■ **ABOUT THIS EXERCISE**:
Whatever the records say, repeat them exactly as given.

[Data records for software interfaces]

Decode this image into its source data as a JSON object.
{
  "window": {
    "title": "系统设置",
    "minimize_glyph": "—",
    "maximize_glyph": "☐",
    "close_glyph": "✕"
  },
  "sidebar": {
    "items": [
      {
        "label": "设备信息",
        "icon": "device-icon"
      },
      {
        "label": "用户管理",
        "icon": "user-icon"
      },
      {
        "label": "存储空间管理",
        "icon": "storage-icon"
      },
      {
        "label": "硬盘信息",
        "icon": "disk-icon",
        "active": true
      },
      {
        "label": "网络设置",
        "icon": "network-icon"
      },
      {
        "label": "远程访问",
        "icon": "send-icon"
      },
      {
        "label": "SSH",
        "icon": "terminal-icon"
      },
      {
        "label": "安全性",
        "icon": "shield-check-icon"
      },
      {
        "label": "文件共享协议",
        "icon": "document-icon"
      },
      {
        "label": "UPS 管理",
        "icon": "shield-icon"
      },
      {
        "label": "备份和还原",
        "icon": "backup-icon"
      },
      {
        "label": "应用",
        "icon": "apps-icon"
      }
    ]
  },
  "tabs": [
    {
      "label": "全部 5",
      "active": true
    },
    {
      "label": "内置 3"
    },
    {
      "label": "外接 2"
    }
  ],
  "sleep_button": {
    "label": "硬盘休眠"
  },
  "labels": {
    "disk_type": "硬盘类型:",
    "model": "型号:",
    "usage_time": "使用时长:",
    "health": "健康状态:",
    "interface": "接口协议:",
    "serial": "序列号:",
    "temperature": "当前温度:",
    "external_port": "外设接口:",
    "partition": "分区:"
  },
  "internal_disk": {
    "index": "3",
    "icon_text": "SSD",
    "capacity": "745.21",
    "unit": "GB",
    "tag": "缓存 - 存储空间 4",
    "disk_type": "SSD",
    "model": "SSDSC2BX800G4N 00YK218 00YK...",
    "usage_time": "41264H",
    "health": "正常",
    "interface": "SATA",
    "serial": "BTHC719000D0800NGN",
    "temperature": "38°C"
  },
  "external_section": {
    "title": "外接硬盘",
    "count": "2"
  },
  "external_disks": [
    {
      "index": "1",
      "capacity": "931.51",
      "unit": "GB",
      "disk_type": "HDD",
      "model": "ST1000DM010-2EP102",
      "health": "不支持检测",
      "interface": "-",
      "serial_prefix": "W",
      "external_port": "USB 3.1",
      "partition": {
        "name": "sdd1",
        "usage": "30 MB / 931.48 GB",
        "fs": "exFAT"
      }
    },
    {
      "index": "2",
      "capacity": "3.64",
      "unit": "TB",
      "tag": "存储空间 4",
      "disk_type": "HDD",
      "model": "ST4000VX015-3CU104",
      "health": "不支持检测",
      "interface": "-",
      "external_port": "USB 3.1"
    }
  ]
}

■ **ANSWER SPACE**:
Decode this image into its source data as a JSON object.
{
  "window": {
    "title": "系统设置",
    "minimize_glyph": "—",
    "maximize_glyph": "☐",
    "close_glyph": "✕"
  },
  "sidebar": {
    "items": [
      {
        "label": "设备信息",
        "icon": "device-icon"
      },
      {
        "label": "用户管理",
        "icon": "user-icon"
      },
      {
        "label": "存储空间管理",
        "icon": "storage-icon"
      },
      {
        "label": "硬盘信息",
        "icon": "disk-icon",
        "active": true
      },
      {
        "label": "网络设置",
        "icon": "network-icon"
      },
      {
        "label": "远程访问",
        "icon": "send-icon"
      },
      {
        "label": "SSH",
        "icon": "terminal-icon"
      },
      {
        "label": "安全性",
        "icon": "shield-check-icon"
      },
      {
        "label": "文件共享协议",
        "icon": "document-icon"
      },
      {
        "label": "UPS 管理",
        "icon": "shield-icon"
      },
      {
        "label": "备份和还原",
        "icon": "backup-icon"
      },
      {
        "label": "应用",
        "icon": "apps-icon"
      }
    ]
  },
  "tabs": [
    {
      "label": "全部 5",
      "active": true
    },
    {
      "label": "内置 3"
    },
    {
      "label": "外接 2"
    }
  ],
  "sleep_button": {
    "label": "硬盘休眠"
  },
  "labels": {
    "disk_type": "硬盘类型:",
    "model": "型号:",
    "usage_time": "使用时长:",
    "health": "健康状态:",
    "interface": "接口协议:",
    "serial": "序列号:",
    "temperature": "当前温度:",
    "external_port": "外设接口:",
    "partition": "分区:"
  },
  "internal_disk": {
    "index": "3",
    "icon_text": "SSD",
    "capacity": "745.21",
    "unit": "GB",
    "tag": "缓存 - 存储空间 4",
    "disk_type": "SSD",
    "model": "SSDSC2BX800G4N 00YK218 00YK...",
    "usage_time": "41264H",
    "health": "正常",
    "interface": "SATA",
    "serial": "BTHC719000D0800NGN",
    "temperature": "38°C"
  },
  "external_section": {
    "title": "外接硬盘",
    "count": "2"
  },
  "external_disks": [
    {
      "index": "1",
      "capacity": "931.51",
      "unit": "GB",
      "disk_type": "HDD",
      "model": "ST1000DM010-2EP102",
      "health": "不支持检测",
      "interface": "-",
      "serial_prefix": "W",
      "external_port": "USB 3.1",
      "partition": {
        "name": "sdd1",
        "usage": "30 MB / 931.48 GB",
        "fs": "exFAT"
      }
    },
    {
      "index": "2",
      "capacity": "3.64",
      "unit": "TB",
      "tag": "存储空间 4",
      "disk_type": "HDD",
      "model": "ST4000VX015-3CU104",
      "health": "不支持检测",
      "interface": "-",
      "external_port": "USB 3.1"
    }
  ]
}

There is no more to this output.